- Attract more than 12.8 million visitors a year to the County
- Contribute more than $6 billion annually to our local economy
- Add $1.4 billion to County property values
- Impact local government tax revenues by $29 million annually
- Protect more than $4 billion in shorefront property, structures, and infrastructure
- Provide a nesting habitat for thousands of leatherback, green, and loggerhead sea turtles annually
The County has actively managed its beaches for more than 50-years. The long-term management of the County's shoreline requires close partnership with State and Federal agencies, and consists of shore protection projects (beach nourishment), dune enhancement, and attention to regional sediment management.
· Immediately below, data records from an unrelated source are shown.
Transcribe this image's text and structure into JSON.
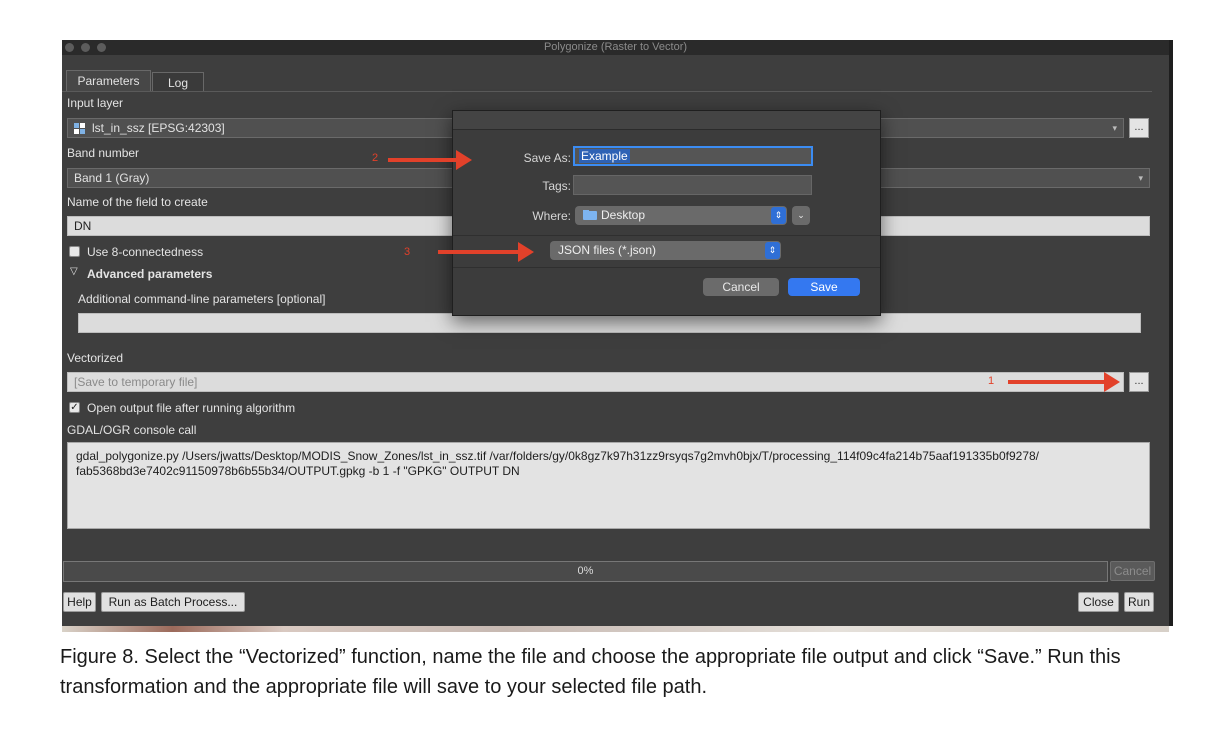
{
  "window": {
    "title": "Polygonize (Raster to Vector)"
  },
  "tabs": [
    {
      "label": "Parameters",
      "active": true
    },
    {
      "label": "Log",
      "active": false
    }
  ],
  "form": {
    "input_layer_label": "Input layer",
    "input_layer_value": "lst_in_ssz [EPSG:42303]",
    "band_label": "Band number",
    "band_value": "Band 1 (Gray)",
    "field_name_label": "Name of the field to create",
    "field_name_value": "DN",
    "connectedness_label": "Use 8-connectedness",
    "advanced_label": "Advanced parameters",
    "additional_params_label": "Additional command-line parameters [optional]",
    "additional_params_value": "",
    "vectorized_label": "Vectorized",
    "vectorized_placeholder": "[Save to temporary file]",
    "open_output_label": "Open output file after running algorithm",
    "console_label": "GDAL/OGR console call",
    "console_text": "gdal_polygonize.py /Users/jwatts/Desktop/MODIS_Snow_Zones/lst_in_ssz.tif /var/folders/gy/0k8gz7k97h31zz9rsyqs7g2mvh0bjx/T/processing_114f09c4fa214b75aaf191335b0f9278/ fab5368bd3e7402c91150978b6b55b34/OUTPUT.gpkg -b 1 -f \"GPKG\" OUTPUT DN",
    "browse_label": "...",
    "check_mark": "✓"
  },
  "footer": {
    "progress_text": "0%",
    "progress_fraction": 0,
    "cancel_label": "Cancel",
    "help_label": "Help",
    "batch_label": "Run as Batch Process...",
    "close_label": "Close",
    "run_label": "Run"
  },
  "save_dialog": {
    "save_as_label": "Save As:",
    "save_as_value": "Example",
    "tags_label": "Tags:",
    "where_label": "Where:",
    "where_value": "Desktop",
    "format_value": "JSON files (*.json)",
    "cancel_label": "Cancel",
    "save_label": "Save"
  },
  "annotations": {
    "one": "1",
    "two": "2",
    "three": "3",
    "color": "#e2412a"
  },
  "caption": "Figure 8. Select the “Vectorized” function, name the file and choose the appropriate file output and click “Save.” Run this transformation and the appropriate file will save to your selected file path.",
  "icons": {
    "layer": "raster-layer-icon",
    "folder": "folder-icon",
    "stepper": "updown-stepper-icon"
  }
}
Beach nourishment is a shore protection method that is implemented to retain and rebuild eroding beaches. It is the only shore protection method that adds sand to the coastal system, and it is currently the preferred method of shore protection. Beach-quality sand, from either an offshore borrow area or upland sand mine, is placed along the coastline to restore an eroding beach, ultimately widening the beach and advancing the shoreline seaward. Like any other major infrastructure, restored beaches must be maintained to stay healthy. Think of Broward County’s beaches like a road, requiring periodic resurfacing, but with sand. To ensure that a nourished beach continues to provide protection from the effects of hurricanes and coastal storms, the project must be supplemented with additional quantities of sand, called beach maintenance or “re”-nourishment, as needed. Dunes may also be constructed, or restored, acting as a naturally protective buffer to protect the beach and upland communities.
History & Partners
What’s Happening Now?
The Army Corps of Engineers just completed an emergency, post-Hurricane Irma project along the shorelines of Dr. Von D. Mizell-Eula Johnson State Park, Dania, Hollywood, and Hallandale Beaches. This project placed approximately 135,000 cubic yards of sand on the dry portion of the beach.
In Fall 2019, the Army Corps of Engineers plans to start construction of a post-Hurricane Irma repair project in Pompano Beach, Lauderdale-By-The-Sea, and Fort Lauderdale.